*Task details*: Repeat the records exactly. Every line must match.

Data about app and page elements:
·····
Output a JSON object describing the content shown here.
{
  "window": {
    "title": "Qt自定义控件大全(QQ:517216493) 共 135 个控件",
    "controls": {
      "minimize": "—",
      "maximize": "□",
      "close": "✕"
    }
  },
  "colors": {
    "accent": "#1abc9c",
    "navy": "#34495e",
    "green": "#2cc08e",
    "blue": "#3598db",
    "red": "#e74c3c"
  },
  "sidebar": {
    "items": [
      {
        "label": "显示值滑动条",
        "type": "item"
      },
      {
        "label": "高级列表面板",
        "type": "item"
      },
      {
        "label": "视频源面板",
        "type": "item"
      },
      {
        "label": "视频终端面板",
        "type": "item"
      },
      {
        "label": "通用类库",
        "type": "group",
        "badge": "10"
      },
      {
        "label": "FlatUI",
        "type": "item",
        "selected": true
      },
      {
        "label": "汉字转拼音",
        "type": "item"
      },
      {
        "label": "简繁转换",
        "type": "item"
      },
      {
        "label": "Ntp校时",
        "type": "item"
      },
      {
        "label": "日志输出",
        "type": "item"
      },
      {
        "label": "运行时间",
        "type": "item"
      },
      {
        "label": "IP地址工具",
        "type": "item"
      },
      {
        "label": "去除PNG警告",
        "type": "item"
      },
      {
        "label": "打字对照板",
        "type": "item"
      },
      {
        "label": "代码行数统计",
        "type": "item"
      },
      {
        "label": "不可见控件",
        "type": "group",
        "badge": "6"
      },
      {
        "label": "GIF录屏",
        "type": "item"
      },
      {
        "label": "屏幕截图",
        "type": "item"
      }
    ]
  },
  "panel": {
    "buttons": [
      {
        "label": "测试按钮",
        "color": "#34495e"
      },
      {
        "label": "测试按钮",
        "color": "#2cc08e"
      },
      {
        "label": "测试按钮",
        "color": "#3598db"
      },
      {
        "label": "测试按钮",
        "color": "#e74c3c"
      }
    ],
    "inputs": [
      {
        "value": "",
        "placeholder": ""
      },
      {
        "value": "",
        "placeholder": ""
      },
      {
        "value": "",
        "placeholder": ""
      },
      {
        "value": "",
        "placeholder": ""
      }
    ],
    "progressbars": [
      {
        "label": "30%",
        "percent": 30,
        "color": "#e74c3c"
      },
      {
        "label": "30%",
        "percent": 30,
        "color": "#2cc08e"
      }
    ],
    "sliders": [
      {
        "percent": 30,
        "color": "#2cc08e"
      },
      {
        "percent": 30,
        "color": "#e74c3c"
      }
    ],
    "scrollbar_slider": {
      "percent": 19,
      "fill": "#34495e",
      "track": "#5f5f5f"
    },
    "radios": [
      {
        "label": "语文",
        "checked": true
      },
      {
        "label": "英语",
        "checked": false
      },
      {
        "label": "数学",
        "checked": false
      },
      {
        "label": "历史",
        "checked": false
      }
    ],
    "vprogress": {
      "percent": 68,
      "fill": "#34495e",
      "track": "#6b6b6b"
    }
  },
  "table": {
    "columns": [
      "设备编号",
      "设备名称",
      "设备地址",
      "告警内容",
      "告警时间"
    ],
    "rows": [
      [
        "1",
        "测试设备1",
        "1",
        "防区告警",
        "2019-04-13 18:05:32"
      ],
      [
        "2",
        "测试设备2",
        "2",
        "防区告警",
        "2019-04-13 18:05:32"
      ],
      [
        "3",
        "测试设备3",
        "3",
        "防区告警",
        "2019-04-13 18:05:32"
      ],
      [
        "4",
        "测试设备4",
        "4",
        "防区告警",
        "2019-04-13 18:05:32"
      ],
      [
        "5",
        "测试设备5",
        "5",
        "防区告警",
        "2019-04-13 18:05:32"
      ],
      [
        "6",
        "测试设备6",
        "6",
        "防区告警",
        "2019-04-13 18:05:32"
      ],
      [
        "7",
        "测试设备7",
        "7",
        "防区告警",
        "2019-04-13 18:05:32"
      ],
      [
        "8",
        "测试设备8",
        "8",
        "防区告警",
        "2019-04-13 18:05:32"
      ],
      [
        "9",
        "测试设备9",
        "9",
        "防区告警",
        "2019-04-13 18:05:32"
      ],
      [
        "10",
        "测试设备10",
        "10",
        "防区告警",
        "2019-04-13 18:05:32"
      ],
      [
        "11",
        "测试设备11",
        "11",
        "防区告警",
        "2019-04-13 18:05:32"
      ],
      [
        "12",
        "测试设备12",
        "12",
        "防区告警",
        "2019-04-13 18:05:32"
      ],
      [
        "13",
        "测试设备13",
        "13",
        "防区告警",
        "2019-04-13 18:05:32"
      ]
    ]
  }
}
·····
*Reply to the exercise*:
Output a JSON object describing the content shown here.
{
  "window": {
    "title": "Qt自定义控件大全(QQ:517216493) 共 135 个控件",
    "controls": {
      "minimize": "—",
      "maximize": "□",
      "close": "✕"
    }
  },
  "colors": {
    "accent": "#1abc9c",
    "navy": "#34495e",
    "green": "#2cc08e",
    "blue": "#3598db",
    "red": "#e74c3c"
  },
  "sidebar": {
    "items": [
      {
        "label": "显示值滑动条",
        "type": "item"
      },
      {
        "label": "高级列表面板",
        "type": "item"
      },
      {
        "label": "视频源面板",
        "type": "item"
      },
      {
        "label": "视频终端面板",
        "type": "item"
      },
      {
        "label": "通用类库",
        "type": "group",
        "badge": "10"
      },
      {
        "label": "FlatUI",
        "type": "item",
        "selected": true
      },
      {
        "label": "汉字转拼音",
        "type": "item"
      },
      {
        "label": "简繁转换",
        "type": "item"
      },
      {
        "label": "Ntp校时",
        "type": "item"
      },
      {
        "label": "日志输出",
        "type": "item"
      },
      {
        "label": "运行时间",
        "type": "item"
      },
      {
        "label": "IP地址工具",
        "type": "item"
      },
      {
        "label": "去除PNG警告",
        "type": "item"
      },
      {
        "label": "打字对照板",
        "type": "item"
      },
      {
        "label": "代码行数统计",
        "type": "item"
      },
      {
        "label": "不可见控件",
        "type": "group",
        "badge": "6"
      },
      {
        "label": "GIF录屏",
        "type": "item"
      },
      {
        "label": "屏幕截图",
        "type": "item"
      }
    ]
  },
  "panel": {
    "buttons": [
      {
        "label": "测试按钮",
        "color": "#34495e"
      },
      {
        "label": "测试按钮",
        "color": "#2cc08e"
      },
      {
        "label": "测试按钮",
        "color": "#3598db"
      },
      {
        "label": "测试按钮",
        "color": "#e74c3c"
      }
    ],
    "inputs": [
      {
        "value": "",
        "placeholder": ""
      },
      {
        "value": "",
        "placeholder": ""
      },
      {
        "value": "",
        "placeholder": ""
      },
      {
        "value": "",
        "placeholder": ""
      }
    ],
    "progressbars": [
      {
        "label": "30%",
        "percent": 30,
        "color": "#e74c3c"
      },
      {
        "label": "30%",
        "percent": 30,
        "color": "#2cc08e"
      }
    ],
    "sliders": [
      {
        "percent": 30,
        "color": "#2cc08e"
      },
      {
        "percent": 30,
        "color": "#e74c3c"
      }
    ],
    "scrollbar_slider": {
      "percent": 19,
      "fill": "#34495e",
      "track": "#5f5f5f"
    },
    "radios": [
      {
        "label": "语文",
        "checked": true
      },
      {
        "label": "英语",
        "checked": false
      },
      {
        "label": "数学",
        "checked": false
      },
      {
        "label": "历史",
        "checked": false
      }
    ],
    "vprogress": {
      "percent": 68,
      "fill": "#34495e",
      "track": "#6b6b6b"
    }
  },
  "table": {
    "columns": [
      "设备编号",
      "设备名称",
      "设备地址",
      "告警内容",
      "告警时间"
    ],
    "rows": [
      [
        "1",
        "测试设备1",
        "1",
        "防区告警",
        "2019-04-13 18:05:32"
      ],
      [
        "2",
        "测试设备2",
        "2",
        "防区告警",
        "2019-04-13 18:05:32"
      ],
      [
        "3",
        "测试设备3",
        "3",
        "防区告警",
        "2019-04-13 18:05:32"
      ],
      [
        "4",
        "测试设备4",
        "4",
        "防区告警",
        "2019-04-13 18:05:32"
      ],
      [
        "5",
        "测试设备5",
        "5",
        "防区告警",
        "2019-04-13 18:05:32"
      ],
      [
        "6",
        "测试设备6",
        "6",
        "防区告警",
        "2019-04-13 18:05:32"
      ],
      [
        "7",
        "测试设备7",
        "7",
        "防区告警",
        "2019-04-13 18:05:32"
      ],
      [
        "8",
        "测试设备8",
        "8",
        "防区告警",
        "2019-04-13 18:05:32"
      ],
      [
        "9",
        "测试设备9",
        "9",
        "防区告警",
        "2019-04-13 18:05:32"
      ],
      [
        "10",
        "测试设备10",
        "10",
        "防区告警",
        "2019-04-13 18:05:32"
      ],
      [
        "11",
        "测试设备11",
        "11",
        "防区告警",
        "2019-04-13 18:05:32"
      ],
      [
        "12",
        "测试设备12",
        "12",
        "防区告警",
        "2019-04-13 18:05:32"
      ],
      [
        "13",
        "测试设备13",
        "13",
        "防区告警",
        "2019-04-13 18:05:32"
      ]
    ]
  }
}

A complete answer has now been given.